In my view it is clear that the applicant brought some personal goods to the third respondent’s company and that he has been barred from removing the same. He therefore has a clear right. The document dated 4 July 2016 clearly showed that the applicant discharged his shareholding in a company called YAGDEN ENGINEERING and not in the third respondent company called Matebeleland Engineering (Private) Limited. Even the agreement dated 26 November 2014 talks of a different company called Hotham Enterprises and not the third defendant.
On the second requirement the applicant submitted that he feared harm in two ways. Firstly, harm against him and his family in that he was threatened to be harmed by the second respondent who claimed to be from the President’s Office. He investigated such claims and found that indeed the second respondent is linked to high offices.
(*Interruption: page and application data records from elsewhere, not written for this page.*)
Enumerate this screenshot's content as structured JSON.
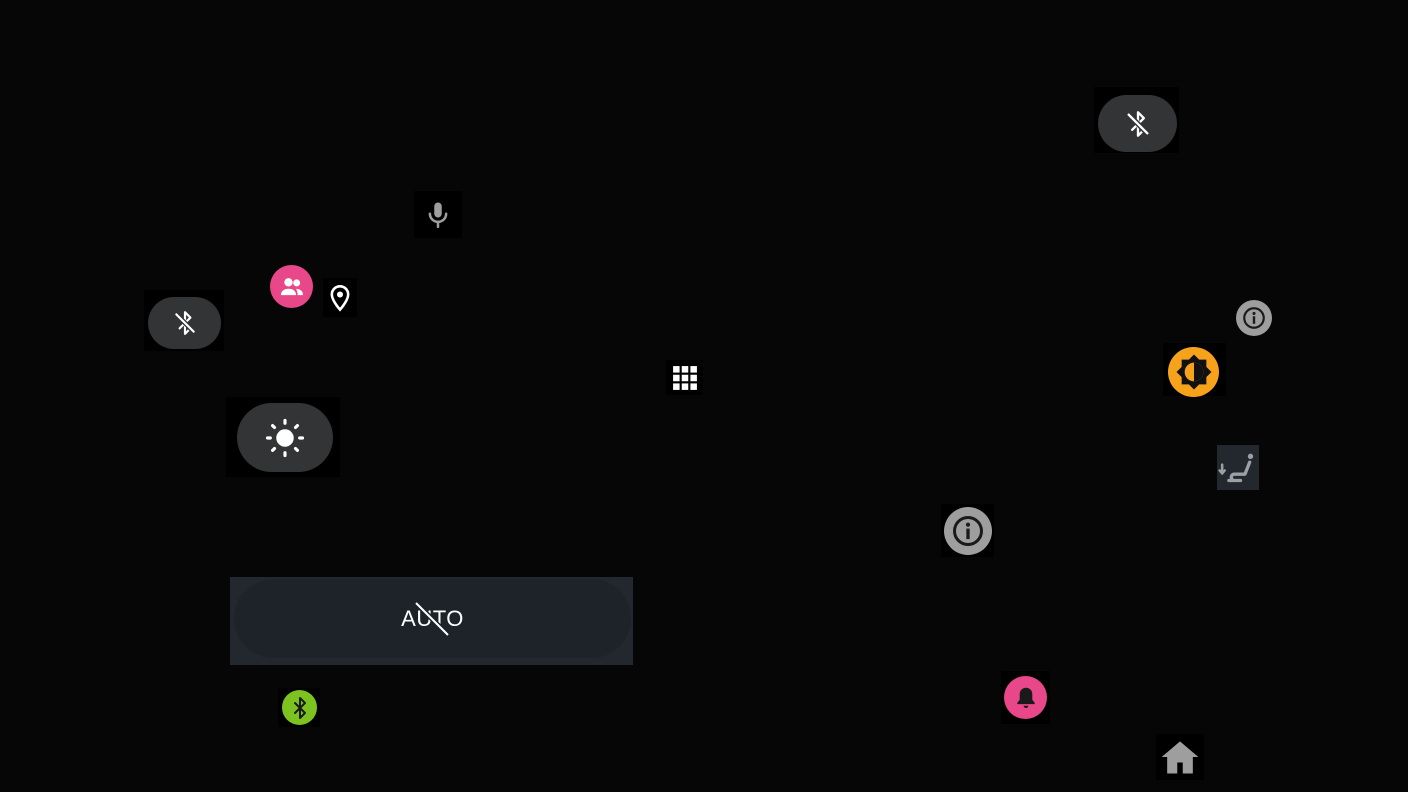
{
  "screen": {
    "background": "#060606",
    "tile_background": "#000000",
    "pill_background": "#323436",
    "auto_panel_background": "#22282e",
    "auto_pill_background": "#1d2329"
  },
  "controls": {
    "bluetooth_top": {
      "icon": "bluetooth-disabled-icon",
      "state": "off"
    },
    "bluetooth_left": {
      "icon": "bluetooth-disabled-icon",
      "state": "off"
    },
    "microphone": {
      "icon": "microphone-icon",
      "color": "#9e9e9e"
    },
    "account": {
      "icon": "people-icon",
      "color": "#e8488a"
    },
    "location": {
      "icon": "location-pin-icon",
      "color": "#ffffff"
    },
    "brightness": {
      "icon": "brightness-icon",
      "color": "#ffffff"
    },
    "apps_grid": {
      "icon": "app-grid-icon",
      "color": "#ffffff"
    },
    "info_small": {
      "icon": "info-icon",
      "color": "#9e9e9e"
    },
    "display_mode": {
      "icon": "contrast-icon",
      "color": "#f7a21b"
    },
    "seat": {
      "icon": "seat-recline-icon",
      "color": "#9aa0a6",
      "background": "#22282e"
    },
    "info_large": {
      "icon": "info-icon",
      "color": "#9e9e9e"
    },
    "auto_brightness": {
      "label": "AUTO",
      "state": "off"
    },
    "bluetooth_connected": {
      "icon": "bluetooth-icon",
      "color": "#7cc320"
    },
    "notifications": {
      "icon": "bell-icon",
      "color": "#e8488a"
    },
    "home": {
      "icon": "home-icon",
      "color": "#9e9e9e"
    }
  }
}
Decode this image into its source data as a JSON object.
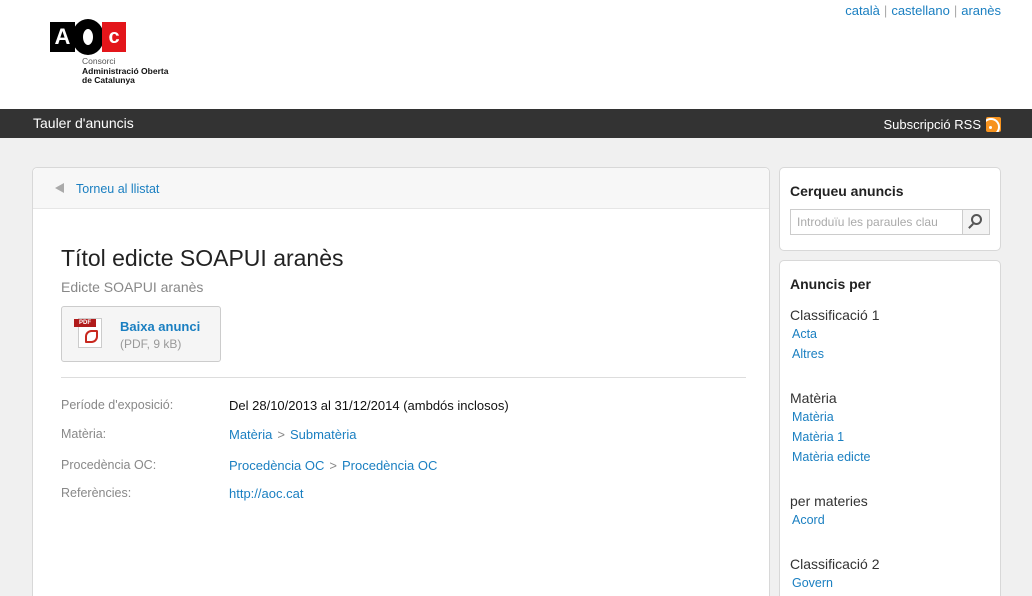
{
  "header": {
    "logo": {
      "letters": "AOC",
      "line1": "Consorci",
      "line2": "Administració Oberta",
      "line3": "de Catalunya"
    },
    "languages": [
      "català",
      "castellano",
      "aranès"
    ]
  },
  "topbar": {
    "title": "Tauler d'anuncis",
    "rss_label": "Subscripció RSS"
  },
  "main": {
    "back_label": "Torneu al llistat",
    "title": "Títol edicte SOAPUI aranès",
    "subtitle": "Edicte SOAPUI aranès",
    "download": {
      "label": "Baixa anunci",
      "meta": "(PDF, 9 kB)",
      "icon_text": "PDF"
    },
    "details": {
      "period_label": "Període d'exposició:",
      "period_value": "Del 28/10/2013 al 31/12/2014 (ambdós inclosos)",
      "subject_label": "Matèria:",
      "subject_value": "Matèria",
      "subject_sub": "Submatèria",
      "origin_label": "Procedència OC:",
      "origin_value": "Procedència OC",
      "origin_sub": "Procedència OC",
      "refs_label": "Referències:",
      "refs_value": "http://aoc.cat"
    }
  },
  "search": {
    "title": "Cerqueu anuncis",
    "placeholder": "Introduïu les paraules clau"
  },
  "filters": {
    "title": "Anuncis per",
    "groups": [
      {
        "title": "Classificació 1",
        "items": [
          "Acta",
          "Altres"
        ]
      },
      {
        "title": "Matèria",
        "items": [
          "Matèria",
          "Matèria 1",
          "Matèria edicte"
        ]
      },
      {
        "title": "per materies",
        "items": [
          "Acord"
        ]
      },
      {
        "title": "Classificació 2",
        "items": [
          "Govern"
        ]
      }
    ]
  },
  "colors": {
    "link": "#1a7fc1",
    "topbar": "#333333",
    "rss": "#f7931e",
    "logo_red": "#e3151a"
  }
}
He tendered a copy of The Herald Newspaper of Friday 17 February 2017 which clearly showed that one Mr Regis Maburutse the second respondent and one Mr Tonderai Chidawa have connections with one of the Vice Presidents of Zimbabwe. He further produced a copy of the NewsDay dated 26 July 2016 which further confirmed that Tonde and Maburutse who are members of the Zimbabwe Congress of Students Union (Zicosu) are connected to the high office of the Vice President of Zimbabwe. In my view his fears were well-grounded.
Secondly, the applicant told the court that he feared that there is irreparable harm to his property which was capable of being disposed of.
The counsel for the respondent disputed the allegations and said the applicant had failed to show that his property had been sold hence the harm complained of was not imminent. He claimed that the applicant’s remedy is to engage his partners so that a forensic audit can be carried out.
I am persuaded that indeed the applicant was threatened with harm by the second respondent who claimed to be from the President’s Office and that he was barred from collecting his person property from the third respondent. There is a real risk that the applicant’s personal property may be disposed of by the respondent. There is there for a well – grounded apprehension of irreparable harm if the relief sought is not granted.
The balance of convenience in my view favours that the applicant be allowed to collect his personal property without any hindrance. There is no other satisfactory remedy in the circumstances. In the circumstances I will grant the relief sought per provisional order.
In the result the application is granted with costs.
Mawere Sibanda Commercial lawyers, applicant’s legal practitioners
Nyika Kanengoni, respondents’ legal practitioners